▶ DATA SUPPLIED
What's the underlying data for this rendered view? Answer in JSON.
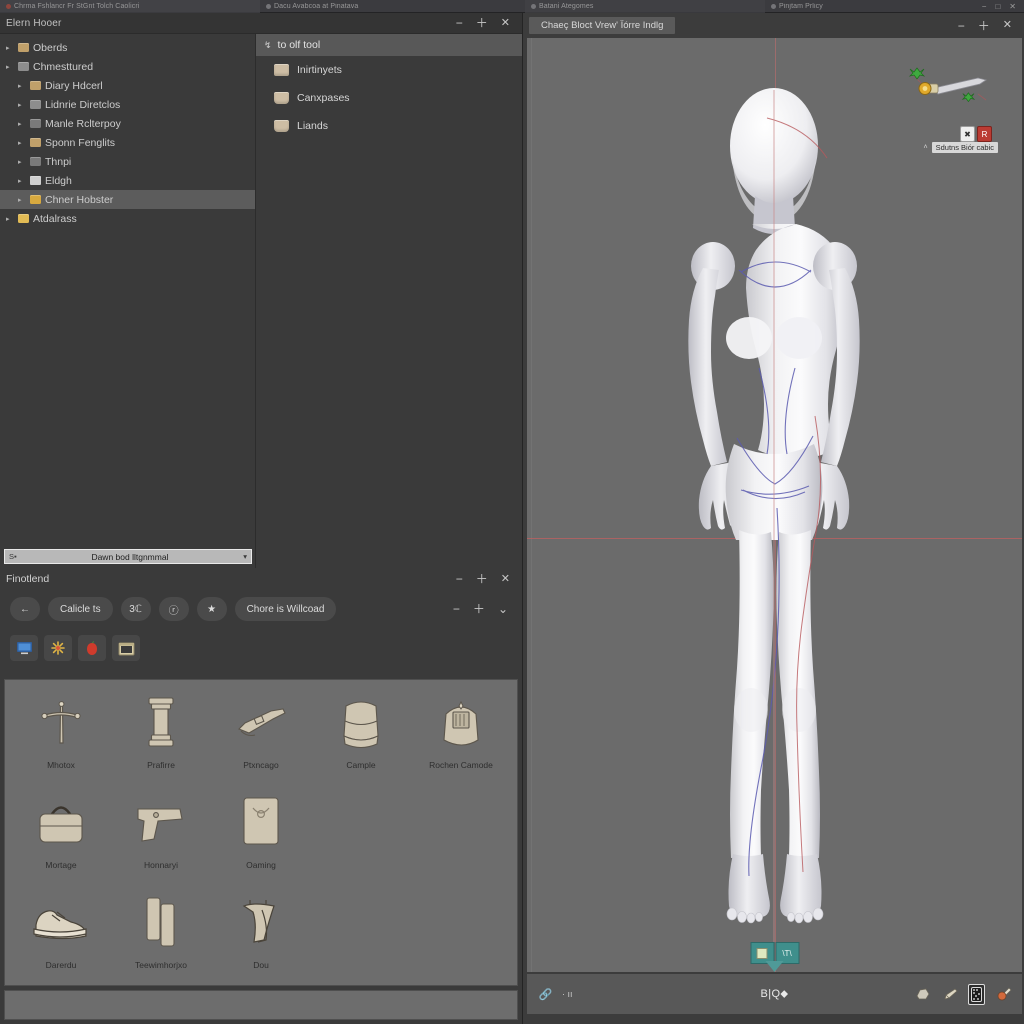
{
  "tabstrip": {
    "tabs": [
      {
        "label": "Chrma Fshlancr Fr StGnt Tolch Caolicri",
        "icon": "record-dot-icon"
      },
      {
        "label": "Dacu Avabcoa at Pinatava",
        "icon": "circle-icon"
      },
      {
        "label": "Batani Ategomes",
        "icon": "circle-icon"
      },
      {
        "label": "Pinjtam Prlicy",
        "icon": "circle-icon"
      }
    ],
    "window_controls": [
      "−",
      "□",
      "✕"
    ]
  },
  "file_browser": {
    "title": "Elern Hooer",
    "window_controls": {
      "minimize": "−",
      "maximize": "＋",
      "close": "✕"
    },
    "tree": [
      {
        "label": "Oberds",
        "depth": 1,
        "icon": "folder-icon",
        "icon_color": "tan",
        "selected": false
      },
      {
        "label": "Chmesttured",
        "depth": 1,
        "icon": "folder-gray-icon",
        "icon_color": "gray",
        "selected": false
      },
      {
        "label": "Diary Hdcerl",
        "depth": 2,
        "icon": "folder-icon",
        "icon_color": "tan",
        "selected": false
      },
      {
        "label": "Lidnrie Diretclos",
        "depth": 2,
        "icon": "folder-icon",
        "icon_color": "gray",
        "selected": false
      },
      {
        "label": "Manle Rclterpoy",
        "depth": 2,
        "icon": "folder-icon",
        "icon_color": "dgry",
        "selected": false
      },
      {
        "label": "Sponn Fenglits",
        "depth": 2,
        "icon": "folder-icon",
        "icon_color": "tan",
        "selected": false
      },
      {
        "label": "Thnpi",
        "depth": 2,
        "icon": "folder-icon",
        "icon_color": "dgry",
        "selected": false
      },
      {
        "label": "Eldgh",
        "depth": 2,
        "icon": "document-icon",
        "icon_color": "doc",
        "selected": false
      },
      {
        "label": "Chner Hobster",
        "depth": 2,
        "icon": "folder-open-icon",
        "icon_color": "yel",
        "selected": true
      },
      {
        "label": "Atdalrass",
        "depth": 1,
        "icon": "folder-icon",
        "icon_color": "lyel",
        "selected": false
      }
    ],
    "list": {
      "column_header": "to olf tool",
      "sort_icon": "sort-arrow-icon",
      "items": [
        {
          "label": "Inirtinyets",
          "icon": "folder-thumb-icon"
        },
        {
          "label": "Canxpases",
          "icon": "folder-thumb-icon"
        },
        {
          "label": "Liands",
          "icon": "folder-thumb-icon"
        }
      ]
    },
    "filename_bar": {
      "prefix": "S▪",
      "value": "Dawn bod  lltgnmmal",
      "suffix": "▾"
    }
  },
  "asset_browser": {
    "title": "Finotlend",
    "window_controls": {
      "minimize": "−",
      "maximize": "＋",
      "close": "✕"
    },
    "toolbar": {
      "back_icon": "back-arrow-icon",
      "buttons": [
        {
          "label": "Calicle ts",
          "name": "collections-button"
        },
        {
          "label": "3ℂ",
          "name": "3d-toggle-button"
        },
        {
          "label": "ⓡ",
          "name": "filter-button"
        },
        {
          "label": "★",
          "name": "favorites-button"
        },
        {
          "label": "Chore is Willcoad",
          "name": "choice-wildcard-button"
        }
      ],
      "right_controls": {
        "minimize": "−",
        "maximize": "＋",
        "expand": "⌄"
      }
    },
    "app_icons": [
      {
        "name": "monitor-icon",
        "glyph": "🖥"
      },
      {
        "name": "sparkle-icon",
        "glyph": "✹"
      },
      {
        "name": "apple-icon",
        "glyph": "🍎"
      },
      {
        "name": "window-icon",
        "glyph": "🗔"
      }
    ],
    "grid": [
      {
        "label": "Mhotox",
        "icon": "pickaxe-icon"
      },
      {
        "label": "Prafirre",
        "icon": "column-icon"
      },
      {
        "label": "Ptxncago",
        "icon": "tool-icon"
      },
      {
        "label": "Cample",
        "icon": "backpack-icon"
      },
      {
        "label": "Rochen Camode",
        "icon": "helmet-icon"
      },
      {
        "label": "Mortage",
        "icon": "handbag-icon"
      },
      {
        "label": "Honnaryi",
        "icon": "pistol-icon"
      },
      {
        "label": "Oaming",
        "icon": "pouch-icon"
      },
      {
        "label": "Darerdu",
        "icon": "sneaker-icon"
      },
      {
        "label": "Teewimhorjxo",
        "icon": "bottles-icon"
      },
      {
        "label": "Dou",
        "icon": "boots-icon"
      }
    ]
  },
  "viewport": {
    "tab_label": "Chaeç Bloct Vrew' Ïórre Indlg",
    "window_controls": {
      "minimize": "−",
      "maximize": "＋",
      "close": "✕"
    },
    "gizmo": {
      "object_name": "dagger-gizmo",
      "tooltip": "Sdutns Biór cabic",
      "caret": "˄",
      "badges": [
        {
          "label": "✖",
          "name": "gizmo-badge-cut"
        },
        {
          "label": "R",
          "name": "gizmo-badge-record",
          "accent": true
        }
      ]
    },
    "drop_widget": {
      "left_label": "▣",
      "right_label": "\\T\\"
    },
    "status_bar": {
      "left_icon": "link-icon",
      "left_text": "· ıı",
      "center_text": "B|Q⬥",
      "right_icons": [
        {
          "name": "rock-icon",
          "glyph": "◖"
        },
        {
          "name": "brush-icon",
          "glyph": "✒"
        },
        {
          "name": "phone-icon",
          "glyph": "▦"
        },
        {
          "name": "color-picker-icon",
          "glyph": "☂"
        }
      ]
    },
    "colors": {
      "canvas": "#6b6b6b",
      "axis_red": "#c65f5f",
      "seam_blue": "#5b5bb0",
      "teal_accent": "#3f8f8c"
    }
  }
}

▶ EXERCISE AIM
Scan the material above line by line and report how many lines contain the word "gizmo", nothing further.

▶ YOUR RESPONSE
4